#### [Assigned task]
Every picture stays out; everything else in the listing below is to be returned exactly.

:: The input ::

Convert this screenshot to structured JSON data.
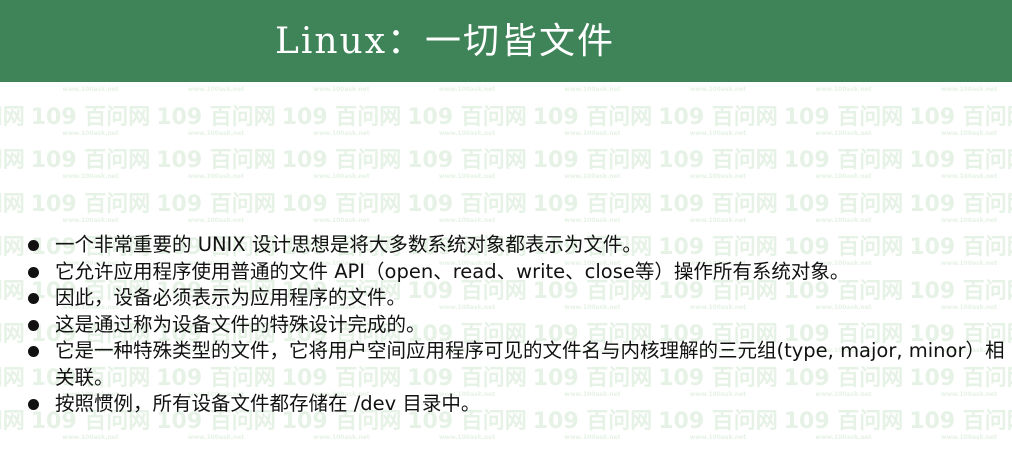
{
  "title": "Linux：一切皆文件",
  "watermark": {
    "logo": "109 百问网",
    "url": "www.100ask.net"
  },
  "bullets": [
    "一个非常重要的 UNIX 设计思想是将大多数系统对象都表示为文件。",
    "它允许应用程序使用普通的文件 API（open、read、write、close等）操作所有系统对象。",
    "因此，设备必须表示为应用程序的文件。",
    "这是通过称为设备文件的特殊设计完成的。",
    "它是一种特殊类型的文件，它将用户空间应用程序可见的文件名与内核理解的三元组(type, major, minor）相关联。",
    "按照惯例，所有设备文件都存储在 /dev 目录中。"
  ],
  "colors": {
    "header": "#3f8358",
    "watermark": "#e6f2e6"
  }
}
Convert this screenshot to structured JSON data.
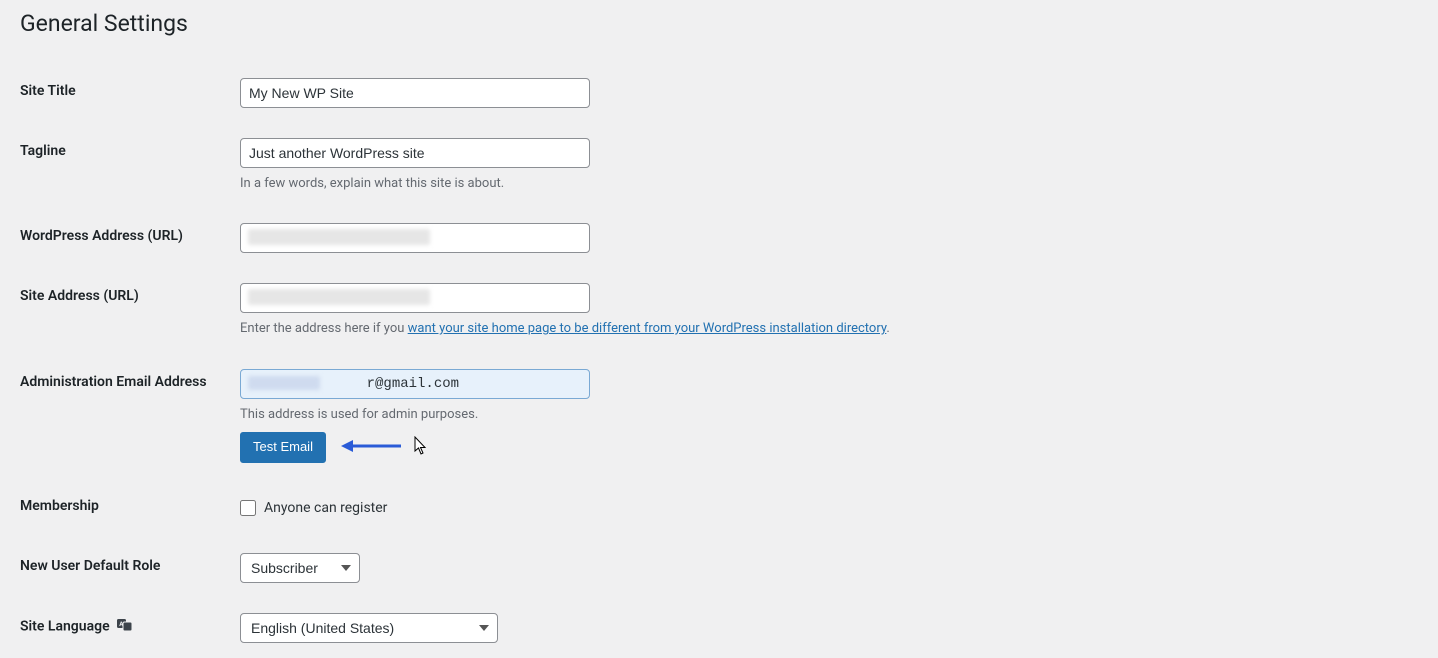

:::

#### [Exercise solution]
Convert this screenshot to structured JSON data.
{
  "title": "Linux：一切皆文件",
  "watermark": {
    "logo": "109 百问网",
    "url": "www.100ask.net"
  },
  "bullets": [
    "一个非常重要的 UNIX 设计思想是将大多数系统对象都表示为文件。",
    "它允许应用程序使用普通的文件 API（open、read、write、close等）操作所有系统对象。",
    "因此，设备必须表示为应用程序的文件。",
    "这是通过称为设备文件的特殊设计完成的。",
    "它是一种特殊类型的文件，它将用户空间应用程序可见的文件名与内核理解的三元组(type, major, minor）相关联。",
    "按照惯例，所有设备文件都存储在 /dev 目录中。"
  ],
  "colors": {
    "header": "#3f8358",
    "watermark": "#e6f2e6"
  }
}
Convert this screenshot to structured JSON data.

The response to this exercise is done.